Motivation among an entire workforce forms the foundations of any successful corporation. If employees are not fully engaged with their role(s) and contribution to the wider business, they are less likely to be productive, which can cost leaders time and money long term.

Especially in the run-up to Christmas, as mindsets begin to shift away from commercial processes and into holiday mode, the need to motivate employees to carry out their roles effectively is paramount for businesses in most professional sectors.

When it comes to ensuring that employees at all levels are up to speed, leaders should be utilising experiential learning methods to develop the skills of employees both old and new, as well as improving engagement on an organisational scale.

But, how can experiential learning methods achieve this? We've listed three ways they can be utilised to motivate individuals:

Developing and implementing new processes based on learning

Experiential learning programmes are always a fantastic opportunity to build and develop the skills that employees already possess. While it can be difficult for staff members to find the time to implement new processes and insights in their day-to-day roles, training programmes are a perfect opportunity to take a step back and reflect.

They can also be a chance to implement new processes and mindsets within the company. As innovation continues to dominate the modern professional world, leaders should be looking to introduce new ways in which to train their staff. Whether it is e-learning, virtual learning, microlearning or anything else, there are always new methods for businesses to trial.

According to a study conducted by Ceridian, 91% of high performers reported that working for an employer that offered learning and development opportunities was important to them. In addition, creating new and challenging methods in which to test employees can prove to motivate them to be able to succeed and be the best they can be.

Working collaboratively with other colleagues

Experiential learning methods are a fantastic opportunity to promote collaboration in the workplace on an organisational scale.

Exploring typical workplace scenarios together in a risk-free environment allows employees to gain valuable insights from their colleagues and improve while developing secure communication networks.

Group discussions, simulations and activities are all effective ways in which to promote collaboration, as they encourage individuals to work together to solve problems quickly and efficiently.

Reviewing their own performance

As opposed to traditional learning methods, experiential learning allows individual employees to reflect on their strengths and weaknesses.

After attempting a specific scenario or task as part of a workplace training programme, employees will be able to look back on the decisions they made, ultimately assessing whether or not they made the right choice concerning the progression of the business.

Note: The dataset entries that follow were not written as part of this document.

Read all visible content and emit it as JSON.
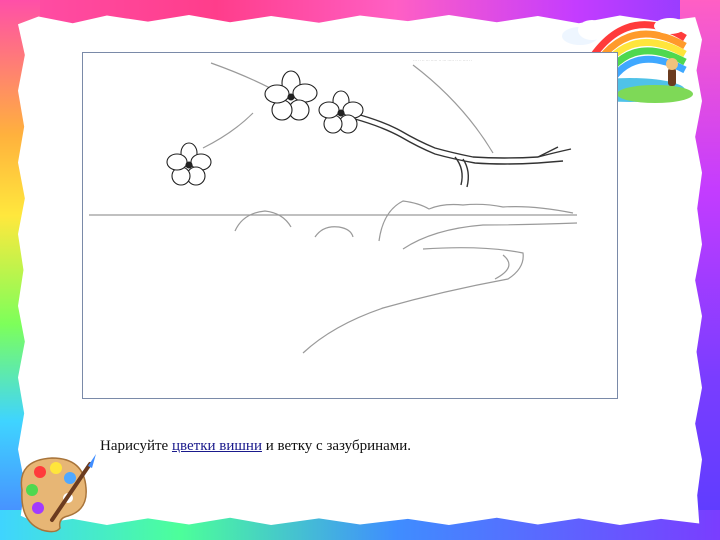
{
  "caption": {
    "before": "Нарисуйте ",
    "link": "цветки вишни",
    "after": " и ветку с зазубринами."
  },
  "sketch": {
    "header_fine_print": "··· ·· ·· ··· ····· ·· ··· ····· ·· ·· ···· ··"
  },
  "icons": [
    "rainbow-landscape-icon",
    "paint-palette-icon",
    "cherry-blossom-icon"
  ],
  "colors": {
    "link": "#1a1a8c",
    "sketch_line": "#9a9a9a",
    "frame_border": "#7a8aa8"
  }
}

With traditional lectures and seminars, there is no clear indication of whether or not an employee has taken the information on board. In contrast, with experiential learning, business leaders are able to see how their workforce is performing in specific areas when analysing the results of a specific activity.

The knock-on effect of this is that when employees come to undertake tasks in real-time, they are able to reflect on how they performed and take steps to improve.

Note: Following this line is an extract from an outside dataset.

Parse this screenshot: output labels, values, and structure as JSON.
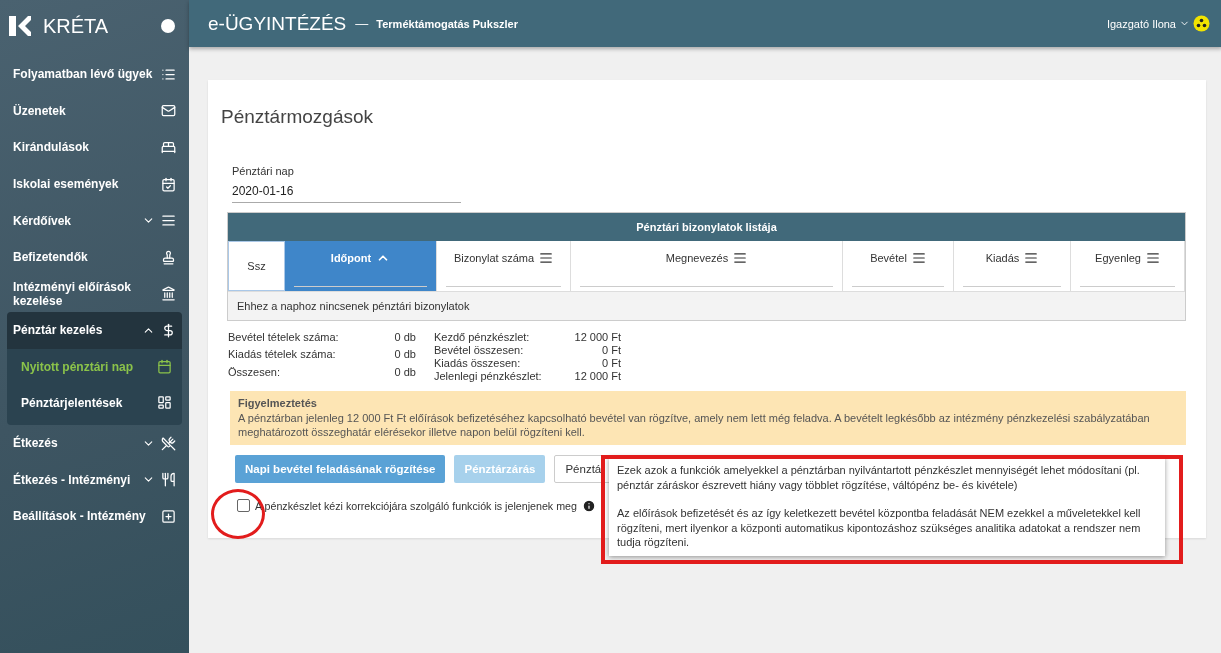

It cannot be denied that employee motivation is crucial to achieving success on an organisational scale. Without a workforce that is dedicated and passionate about what they do, progression will likely begin to stall, thus affecting operations long term.

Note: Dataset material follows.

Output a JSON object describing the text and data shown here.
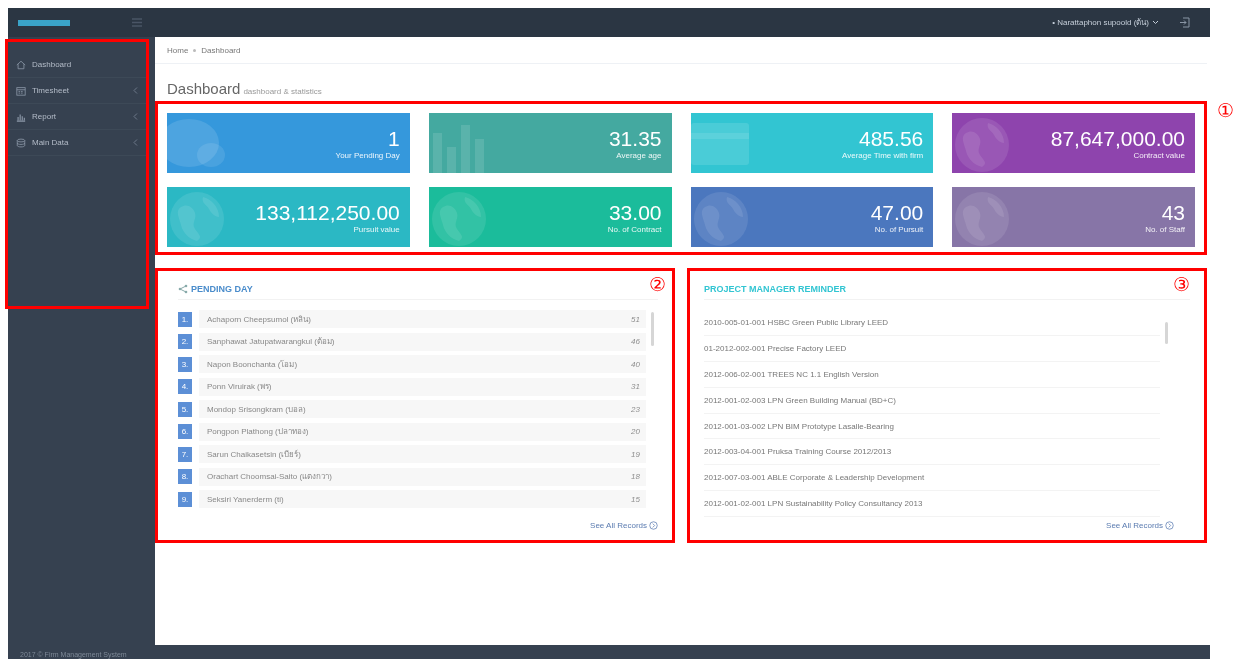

Fortunately, experiential learning serves to ensure that all employees are developing their skills in the best way, allowing them to improve and communicate with others to ensure business continuity.